We heard from previous adoptors, with some success stories, but also some reality checks. There was a brief outlinning of what the process would be, and there was quite a lot of talk. I must confess that my taster evening was with Keny Council, and at times came across as slightly judgy. Despite a large number of same sex female couples, every time same sex was mentioned one of the presenting social workers made efforts to make eye contact with the solo gay couple in the room.

I went to this evening with my Mum, and I would really reccomend going with someone. There were 2 other what I suspected to be single adoptors (both female) and both had taken someone with them, one their teenage son and another had taken what appeared to be a parent too. These evenings are a bit emotional, and there is a lot to think about afterwards, its good to have someone to discuss that with. Plus it stops any fear of that ‘theyll all be looking at me’ thought which I know for sure I had.

At the end of the meeting they ask you, if you want to, express an interest. Again I highly reccomend skipping this invitation and instead sleeping on the decision again, talking to whomever you takw with you, and then calling the next day. They will see you attended and it gives you not only one on one, but also private time to ask any questions. Again it also stops those stares across the room from having any impact.

Walkign out from the event I knew this was for me. If anything I was more certain. Yes it was going to be harder than I thought, yes that hardship went way beyond the adoption process, and yes it would be more than just emotional stresses but this was for me.

From speaking to other (couples) going through the adoption process this was how they felt too. My closing piece of advice at this stage would be that if you are not sure, or not sure beyond some questions that you need answering then right now its not for you. Come back in 6 months. Trust me – you need to be certain. It gets harder from here.

A Little Background

I guess it’s inportnat at this stage to provide a little background information on me.

I am 30, and live in the UK. I come from what would be labelled a ‘broken home’ in that my parents are divorced. However in this day and age I think that’s now more the norm than the exception and certainly not something that ever held me back.

A few years after the sepertion of my parents my dad, who for the purposes of this blog will be called Neil, moved abroad. Now 15 years on from this I am able to reflect on this as a moment in my life where i realised that you have to keep fighting – always!

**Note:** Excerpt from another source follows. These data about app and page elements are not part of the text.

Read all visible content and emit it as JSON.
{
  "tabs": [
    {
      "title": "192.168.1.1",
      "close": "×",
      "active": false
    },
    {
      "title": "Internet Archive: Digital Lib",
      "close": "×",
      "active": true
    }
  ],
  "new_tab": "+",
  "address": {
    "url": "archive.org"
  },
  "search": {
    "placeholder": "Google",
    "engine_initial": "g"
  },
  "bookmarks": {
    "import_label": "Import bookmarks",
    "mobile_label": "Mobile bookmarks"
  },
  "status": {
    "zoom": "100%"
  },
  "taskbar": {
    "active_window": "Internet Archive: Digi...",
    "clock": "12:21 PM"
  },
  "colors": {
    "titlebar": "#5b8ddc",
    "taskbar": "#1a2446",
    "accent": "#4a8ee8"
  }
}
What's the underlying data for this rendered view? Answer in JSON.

For the last 5 years, with my best friend, Judd, I have run a business, which is now looking after not just the two of us, but also our 16 other full time staff.

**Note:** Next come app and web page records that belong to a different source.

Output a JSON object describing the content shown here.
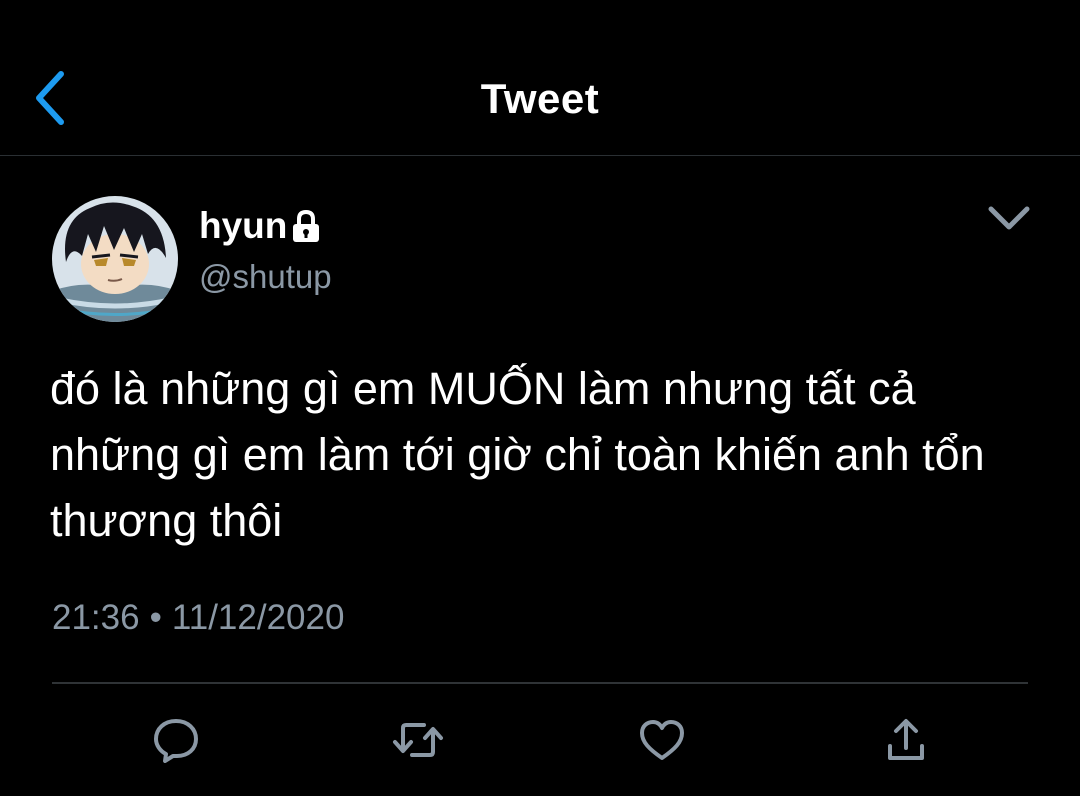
{
  "header": {
    "back_icon": "chevron-left-icon",
    "title": "Tweet"
  },
  "tweet": {
    "author": {
      "display_name": "hyun",
      "handle": "@shutup",
      "protected_icon": "lock-icon",
      "avatar": "avatar-image"
    },
    "menu_icon": "chevron-down-icon",
    "text": "đó là những gì em MUỐN làm nhưng tất cả những gì em làm tới giờ chỉ toàn khiến anh tổn thương thôi",
    "time": "21:36",
    "separator": "•",
    "date": "11/12/2020"
  },
  "actions": [
    {
      "name": "reply",
      "icon": "reply-icon"
    },
    {
      "name": "retweet",
      "icon": "retweet-icon"
    },
    {
      "name": "like",
      "icon": "heart-icon"
    },
    {
      "name": "share",
      "icon": "share-icon"
    }
  ],
  "colors": {
    "background": "#000000",
    "text_primary": "#ffffff",
    "text_secondary": "#8b98a5",
    "accent": "#1d9bf0",
    "divider": "#2f3336"
  }
}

My family is not a large one, but, with a few exceptions, are very close. I have my mums (Katy) family, of 2 sisters and numerous cousins, and whatever you call cousins children. Then on my Dads side there are 2 sisters, and one brother.

 

I am single, and I have been single for a long time. Bar one long term and for the most part long distance relationship that has been my adult life since I left University. Maybe more focussed on career and pogression, sometime on supporting others, but i have woken up and am 30 years old!

I do however have 2 cats, and live in a house with a large garden, and am, and it does sound like a soundbite, but am settled, happy, and, and I suppose this is the most important thing, ready to be a Dad!

Having founnd no support for single Dads, and after some encouragement from several quarters, please join me on what is without a doubt the most nerveracking, exciting, scary and (hopefully) fulfilling journey I (and you) will ever go on.

Hi

Hey,

Thank you for taking the time to come and read my blog.

i recently made the decision to adopt, as a single parent, and single man.

What I have noticed though is how little help, support or guidance there is for men going through this process, and how much suspicion there is of a man who would want to go through this process.

So I thought that I would start a blog to chart my experiences, so as that hopefully on the future there will be something for other men to see and know that you are not on your own!

im starting this right at that start of the process. I have no idea of whether my application will be successful or not at this stage.